Lately I’ve found myself dreaming about being with him quite a lot. Am I being unfair to my partner? I still love my boyfriend very much.
I saw an interview with Johnny Depp once and the concept of what he had to say, might cast some perspective on your situation. Deep old Johnny suggested it’s impossible to love two people intimately at the same time, because if you truly loved the first person, a second would never have had the opportunity to make their way into your heart in the first place.
I’d have to agree with Johnny. When you really are totally and completely in love with someone, you simply don’t develop feelings for anyone else. You’d never intentionally do anything to hurt them and you respect them enough to be completely honest with them, even if you have to look into their eyes and see their utter disappointment.
You may think it’s love. It may even feel and look like love, but when put to the test and you find someone else compatible and attractive, you’d never allow yourself to get close to them, in any capacity, because it’s setting yourself up for developing that attraction further, which sounds like you and your colleague have done.
Additionally, you mention dreaming about being with this other person, which indicates there’s something missing from your current relationship, despite the feelings you claim to have. This suggests to me that it’s probably time to reevaluate your relationship and either search for what’s missing and try to fix it together or be kind to yourself and your current partner and move on.

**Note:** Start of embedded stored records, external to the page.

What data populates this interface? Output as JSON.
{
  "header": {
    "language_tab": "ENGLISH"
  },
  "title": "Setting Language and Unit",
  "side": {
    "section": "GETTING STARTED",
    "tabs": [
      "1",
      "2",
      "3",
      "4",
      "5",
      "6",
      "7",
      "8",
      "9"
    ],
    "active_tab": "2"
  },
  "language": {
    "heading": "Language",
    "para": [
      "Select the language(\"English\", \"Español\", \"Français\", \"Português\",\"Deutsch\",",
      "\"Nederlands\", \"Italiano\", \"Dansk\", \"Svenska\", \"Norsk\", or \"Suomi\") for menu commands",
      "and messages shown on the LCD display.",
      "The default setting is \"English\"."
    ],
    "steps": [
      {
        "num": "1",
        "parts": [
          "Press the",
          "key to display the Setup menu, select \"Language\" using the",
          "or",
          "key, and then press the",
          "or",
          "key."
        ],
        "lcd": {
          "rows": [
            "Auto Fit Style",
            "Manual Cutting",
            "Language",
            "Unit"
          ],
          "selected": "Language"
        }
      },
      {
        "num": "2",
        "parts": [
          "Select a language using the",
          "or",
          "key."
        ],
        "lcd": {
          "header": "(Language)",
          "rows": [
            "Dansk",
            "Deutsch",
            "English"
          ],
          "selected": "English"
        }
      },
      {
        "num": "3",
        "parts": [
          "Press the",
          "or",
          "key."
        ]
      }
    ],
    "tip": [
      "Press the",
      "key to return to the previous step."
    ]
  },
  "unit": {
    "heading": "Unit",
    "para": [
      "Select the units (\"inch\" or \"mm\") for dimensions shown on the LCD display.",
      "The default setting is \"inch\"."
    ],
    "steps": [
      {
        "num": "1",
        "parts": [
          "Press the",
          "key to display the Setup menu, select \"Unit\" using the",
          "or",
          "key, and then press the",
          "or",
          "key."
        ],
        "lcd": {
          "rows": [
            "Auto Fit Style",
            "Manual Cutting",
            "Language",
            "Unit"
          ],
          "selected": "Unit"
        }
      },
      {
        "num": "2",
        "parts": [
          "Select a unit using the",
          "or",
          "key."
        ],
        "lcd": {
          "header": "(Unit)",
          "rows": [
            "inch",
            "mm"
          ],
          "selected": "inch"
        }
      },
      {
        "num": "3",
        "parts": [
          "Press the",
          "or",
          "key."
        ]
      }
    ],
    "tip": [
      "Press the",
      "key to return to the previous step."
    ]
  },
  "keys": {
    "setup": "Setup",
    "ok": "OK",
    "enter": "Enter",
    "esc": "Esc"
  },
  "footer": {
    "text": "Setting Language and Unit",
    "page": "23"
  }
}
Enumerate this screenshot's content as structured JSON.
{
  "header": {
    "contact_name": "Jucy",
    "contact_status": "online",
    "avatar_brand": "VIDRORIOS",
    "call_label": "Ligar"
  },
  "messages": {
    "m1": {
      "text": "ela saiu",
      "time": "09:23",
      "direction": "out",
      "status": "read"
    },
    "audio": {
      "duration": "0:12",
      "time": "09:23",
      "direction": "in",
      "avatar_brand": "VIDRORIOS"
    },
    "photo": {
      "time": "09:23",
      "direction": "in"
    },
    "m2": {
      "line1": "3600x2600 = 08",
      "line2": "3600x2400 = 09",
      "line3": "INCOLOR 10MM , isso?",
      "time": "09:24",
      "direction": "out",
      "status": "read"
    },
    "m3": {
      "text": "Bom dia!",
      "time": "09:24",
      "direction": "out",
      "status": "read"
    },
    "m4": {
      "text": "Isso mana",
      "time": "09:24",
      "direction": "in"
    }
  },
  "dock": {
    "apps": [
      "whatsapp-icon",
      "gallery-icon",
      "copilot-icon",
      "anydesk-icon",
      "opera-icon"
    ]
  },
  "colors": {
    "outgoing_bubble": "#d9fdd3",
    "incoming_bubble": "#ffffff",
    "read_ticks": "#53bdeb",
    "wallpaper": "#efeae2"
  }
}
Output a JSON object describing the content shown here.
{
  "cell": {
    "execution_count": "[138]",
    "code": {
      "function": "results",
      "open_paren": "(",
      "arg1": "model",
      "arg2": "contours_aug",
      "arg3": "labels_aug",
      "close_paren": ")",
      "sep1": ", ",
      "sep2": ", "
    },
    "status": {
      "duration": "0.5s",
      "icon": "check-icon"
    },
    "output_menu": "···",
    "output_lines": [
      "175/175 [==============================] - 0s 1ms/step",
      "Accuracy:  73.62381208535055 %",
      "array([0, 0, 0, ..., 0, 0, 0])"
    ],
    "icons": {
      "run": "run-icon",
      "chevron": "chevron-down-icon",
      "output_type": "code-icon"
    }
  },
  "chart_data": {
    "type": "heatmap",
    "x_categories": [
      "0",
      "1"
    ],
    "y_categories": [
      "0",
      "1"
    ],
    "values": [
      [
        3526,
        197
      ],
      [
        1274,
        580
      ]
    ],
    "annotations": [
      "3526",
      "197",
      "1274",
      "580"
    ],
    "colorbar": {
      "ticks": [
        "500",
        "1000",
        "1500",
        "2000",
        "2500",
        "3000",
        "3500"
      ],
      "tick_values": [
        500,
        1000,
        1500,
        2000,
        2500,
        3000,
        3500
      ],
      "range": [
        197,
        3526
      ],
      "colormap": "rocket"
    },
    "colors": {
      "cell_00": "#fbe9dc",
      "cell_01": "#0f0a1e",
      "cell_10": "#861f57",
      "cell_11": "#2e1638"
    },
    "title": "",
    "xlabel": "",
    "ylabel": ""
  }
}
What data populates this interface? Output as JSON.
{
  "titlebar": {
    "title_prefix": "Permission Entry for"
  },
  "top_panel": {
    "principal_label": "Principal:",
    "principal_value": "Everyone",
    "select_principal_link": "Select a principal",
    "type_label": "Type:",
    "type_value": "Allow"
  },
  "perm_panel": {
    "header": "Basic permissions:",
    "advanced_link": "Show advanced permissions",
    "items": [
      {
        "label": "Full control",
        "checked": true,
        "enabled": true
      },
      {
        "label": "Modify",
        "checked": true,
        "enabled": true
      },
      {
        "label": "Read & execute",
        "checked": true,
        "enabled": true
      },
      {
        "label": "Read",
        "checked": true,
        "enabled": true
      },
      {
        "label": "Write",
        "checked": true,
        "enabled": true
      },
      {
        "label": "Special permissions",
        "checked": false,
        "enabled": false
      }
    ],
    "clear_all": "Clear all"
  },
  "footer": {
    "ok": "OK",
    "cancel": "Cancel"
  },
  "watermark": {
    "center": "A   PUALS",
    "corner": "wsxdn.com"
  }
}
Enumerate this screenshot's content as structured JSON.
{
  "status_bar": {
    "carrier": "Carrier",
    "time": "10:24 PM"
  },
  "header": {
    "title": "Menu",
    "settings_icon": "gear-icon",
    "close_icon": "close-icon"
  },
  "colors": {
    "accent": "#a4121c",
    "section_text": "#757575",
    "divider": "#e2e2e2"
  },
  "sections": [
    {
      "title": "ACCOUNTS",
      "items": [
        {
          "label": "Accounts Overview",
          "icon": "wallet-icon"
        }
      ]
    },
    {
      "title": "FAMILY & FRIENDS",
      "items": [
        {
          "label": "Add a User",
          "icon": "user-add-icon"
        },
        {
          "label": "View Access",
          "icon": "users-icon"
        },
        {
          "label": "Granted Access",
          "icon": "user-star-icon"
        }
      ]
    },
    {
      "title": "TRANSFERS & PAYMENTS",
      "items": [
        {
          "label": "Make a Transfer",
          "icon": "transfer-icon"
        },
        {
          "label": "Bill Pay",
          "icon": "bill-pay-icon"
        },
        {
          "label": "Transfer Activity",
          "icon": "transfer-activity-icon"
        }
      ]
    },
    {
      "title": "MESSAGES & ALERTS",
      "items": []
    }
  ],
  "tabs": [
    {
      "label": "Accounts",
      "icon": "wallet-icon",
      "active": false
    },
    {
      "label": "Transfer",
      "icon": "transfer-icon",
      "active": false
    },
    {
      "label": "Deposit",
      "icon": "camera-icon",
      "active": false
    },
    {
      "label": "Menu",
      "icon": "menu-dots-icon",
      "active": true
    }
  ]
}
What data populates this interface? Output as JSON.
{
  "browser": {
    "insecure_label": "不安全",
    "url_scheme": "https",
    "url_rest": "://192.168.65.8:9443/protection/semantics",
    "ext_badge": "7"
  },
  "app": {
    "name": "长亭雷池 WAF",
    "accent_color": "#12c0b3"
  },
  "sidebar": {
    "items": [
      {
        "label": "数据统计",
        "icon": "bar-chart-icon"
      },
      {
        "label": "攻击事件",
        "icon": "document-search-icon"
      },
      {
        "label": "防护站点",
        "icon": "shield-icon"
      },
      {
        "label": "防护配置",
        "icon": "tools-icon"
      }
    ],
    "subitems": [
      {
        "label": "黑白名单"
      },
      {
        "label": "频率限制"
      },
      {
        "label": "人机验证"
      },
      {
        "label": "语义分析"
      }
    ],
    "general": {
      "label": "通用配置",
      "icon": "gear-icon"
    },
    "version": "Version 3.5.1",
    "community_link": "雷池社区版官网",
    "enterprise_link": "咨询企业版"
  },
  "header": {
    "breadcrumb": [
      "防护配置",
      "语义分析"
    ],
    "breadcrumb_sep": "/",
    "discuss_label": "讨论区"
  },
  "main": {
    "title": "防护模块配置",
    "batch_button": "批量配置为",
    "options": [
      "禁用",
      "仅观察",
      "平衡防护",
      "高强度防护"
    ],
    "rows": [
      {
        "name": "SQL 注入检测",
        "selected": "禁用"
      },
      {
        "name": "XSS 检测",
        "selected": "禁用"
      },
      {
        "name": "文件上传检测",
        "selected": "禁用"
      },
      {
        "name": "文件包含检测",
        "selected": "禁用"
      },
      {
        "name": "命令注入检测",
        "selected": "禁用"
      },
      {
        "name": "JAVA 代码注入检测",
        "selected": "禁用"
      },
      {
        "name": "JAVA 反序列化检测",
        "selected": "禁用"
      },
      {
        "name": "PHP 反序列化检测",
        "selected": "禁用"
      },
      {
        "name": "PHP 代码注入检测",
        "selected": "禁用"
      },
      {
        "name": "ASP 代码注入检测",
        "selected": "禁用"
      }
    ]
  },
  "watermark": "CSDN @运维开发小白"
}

The fact that your current relationships are primarily what stopped you both from taking your friendship to the next level is another issue. While it was a positive thing you didn’t give into temptation and both considered your current partners, it indicates your colleague is obviously experiencing some sort of void in his relationship too. Combined, you are both getting your emotional needs met through this friendship but unfortunately you’re also both playing with fire.
So, to answer your question regarding whether or not you’re being unfair to your boyfriend, I’m going to be blatantly honest with you and and say, yes you are. Your feeling of guilt basically confirms you’re doing something you know will hurt your partner. Plus it demonstrates you know what you’ve done is wrong, regardless of anything physical taking place. Emotional cheating can be equally, if not more hurtful, than physically cheating. That’s because it’s not simply a weak moment of physical attraction or a relationship based upon sex but attraction that is far more substantial.
Your guilt is also indicative of keeping this secret from your partner. If you do care about him, you need to come clean and tell him. Not necessarily about your dreams, because they are your private thoughts, but about feeling attracted to someone else. This will either make your relationship stronger and you can work on whatever is missing between the two of you, or it will go the other way and you’ll both decide to end it.
Whatever you decide to do about this situation, I wish you the best of luck. Be courageous, honest, tell him only what’s relevant, and everything will work itself out.
One final word of advice though. If everything does work out for the better with your current partner, back off on the friendship with your colleague. Instead, concentrate on filling the void of whatever’s missing in your current relationship that caused you to get so close to someone else in the first place and focus on building a stronger bond with your partner.
Got a relationship dilemma or serious life issue you’re not sure how to deal with? Send your questions to Kim at firstname.lastname@example.org.